Now Powers and his partners have a place to bring their idea closer to reality: sharEd is one of 19 teams that spent nine weeks in a summer accelerator at The Garage, a new on-campus incubator that brings together innovators from across the University.

“This is a space where students from across the University will be able to come and shape their ideas.” — Alicia Löffler

“We’re spending the whole summer doing product development here in The Garage,” says Powers, a dual-degree graduate student in the Kellogg School of Management and McCormick School of Engineering and Applied Science. “The accelerator gives us access to this awesome space to work in — a space where we can really be collaborative and creative — as well as mentorship in the startup realm on how to approach sales and marketing, how to develop our brand.”  

The Garage, a student-focused center where ideas, not companies, will be built, is located on the second floor of the new north campus parking garage. It is a 24/7 hub where students can experiment with entrepreneurial ideas and learn the importance of failure on the way to success.

“This is a space where students from across the University will be able to come and shape their ideas,” says Alicia Löffler, executive director of Northwestern’s Innovation and New Ventures Office. “Every single student from across Northwestern is welcome to come and explore.”

The Garage developed after members of the Board of Trustees’ Innovation and Entrepreneurship Committee noticed the large amount of innovation happening in Evanston. “When we really looked at the serious entrepreneurial activity that was happening organically, it was amazing to us,” Peter J. Barris ’73, managing general partner of New Enterprise Associates, said at The Garage dedication in June. “We went to work on helping to create an environment that fosters this activity, that brings out the best of it.”

Located near Kellogg, McCormick and multiple research institutes, the flexible 11,000-square-foot space includes large areas for workshops and classes. It has a prototyping area, privacy booths and offices, a 3D printer for testing ideas, video conferencing capabilities, a next-generation classroom, group and individual workstations, lounge spaces and a stocked kitchen.

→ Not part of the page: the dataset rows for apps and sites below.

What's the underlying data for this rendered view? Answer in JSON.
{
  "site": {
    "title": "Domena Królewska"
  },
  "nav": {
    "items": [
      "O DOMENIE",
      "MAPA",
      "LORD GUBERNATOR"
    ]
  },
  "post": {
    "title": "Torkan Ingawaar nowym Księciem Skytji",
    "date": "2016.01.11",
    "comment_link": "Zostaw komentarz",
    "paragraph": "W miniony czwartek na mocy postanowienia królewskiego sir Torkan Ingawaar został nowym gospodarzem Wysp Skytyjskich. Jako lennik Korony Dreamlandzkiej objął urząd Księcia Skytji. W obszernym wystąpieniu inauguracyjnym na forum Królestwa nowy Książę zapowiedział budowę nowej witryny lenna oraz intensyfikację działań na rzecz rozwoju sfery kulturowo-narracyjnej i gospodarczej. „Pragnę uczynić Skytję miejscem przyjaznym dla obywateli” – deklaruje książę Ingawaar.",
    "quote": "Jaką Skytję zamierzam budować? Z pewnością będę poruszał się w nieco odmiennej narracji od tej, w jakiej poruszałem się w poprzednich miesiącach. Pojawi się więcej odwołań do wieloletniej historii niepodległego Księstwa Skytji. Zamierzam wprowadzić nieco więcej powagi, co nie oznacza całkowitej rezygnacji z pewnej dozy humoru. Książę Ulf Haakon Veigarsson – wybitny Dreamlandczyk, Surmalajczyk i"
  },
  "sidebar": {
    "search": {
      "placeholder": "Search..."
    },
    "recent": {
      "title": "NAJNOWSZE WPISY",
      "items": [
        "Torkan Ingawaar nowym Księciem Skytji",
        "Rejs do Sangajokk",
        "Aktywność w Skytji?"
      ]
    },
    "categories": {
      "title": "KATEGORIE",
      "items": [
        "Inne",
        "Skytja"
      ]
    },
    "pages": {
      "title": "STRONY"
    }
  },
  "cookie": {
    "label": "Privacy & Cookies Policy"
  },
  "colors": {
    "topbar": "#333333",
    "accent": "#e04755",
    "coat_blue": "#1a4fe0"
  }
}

The Garage also offers mentorships, programming and resources to help groups develop and accelerate ideas, as well as a special partnership with Chicago incubator 1871. The ventures program will be The Garage’s signature offering. Selected student groups will go through a quarter-long personalized boot camp to move ventures toward market. Students will work with alumni mentors from Chicago and around the world via videoconference.

The Garage will also host design team meetings, workshops, seminars, special speakers and social events for nonresident groups, as well as classes for NUvention, the Farley Center for Entrepreneurship and Innovation’s program to expose students to the entrepreneurial life cycle. In September, Löffler named entrepreneur and ex-Googler Melissa Crounse the first executive director of The Garage. Crounse, who brings with her a decade of work experience in Silicon Valley, will oversee programming.

“The Garage is a place where you can think about a project you’ve worked on and say, ‘Could we make this a company?’,” Patrick G. Ryan Jr. ’97 JD, MMGT, a member of the Board of Trustees and founder and CEO of INCISENT Labs Corp., said at The Garage dedication in June. “Now most people hear that and say, ‘Oh, make money.’ But most great entrepreneurs, if not all great entrepreneurs, are missionaries, not mercenaries. They want to figure out how to change the world, and that idea of changing the world is what this is about.”

For their part, Powers and his sharEd team are excited to get started. “With product development, it’s very important to have a physical space like The Garage to help visualize and prototype your product, to have the walls to just put pictures up or to meet to brainstorm.” The group plans to launch a pilot of the service at the end of the fall.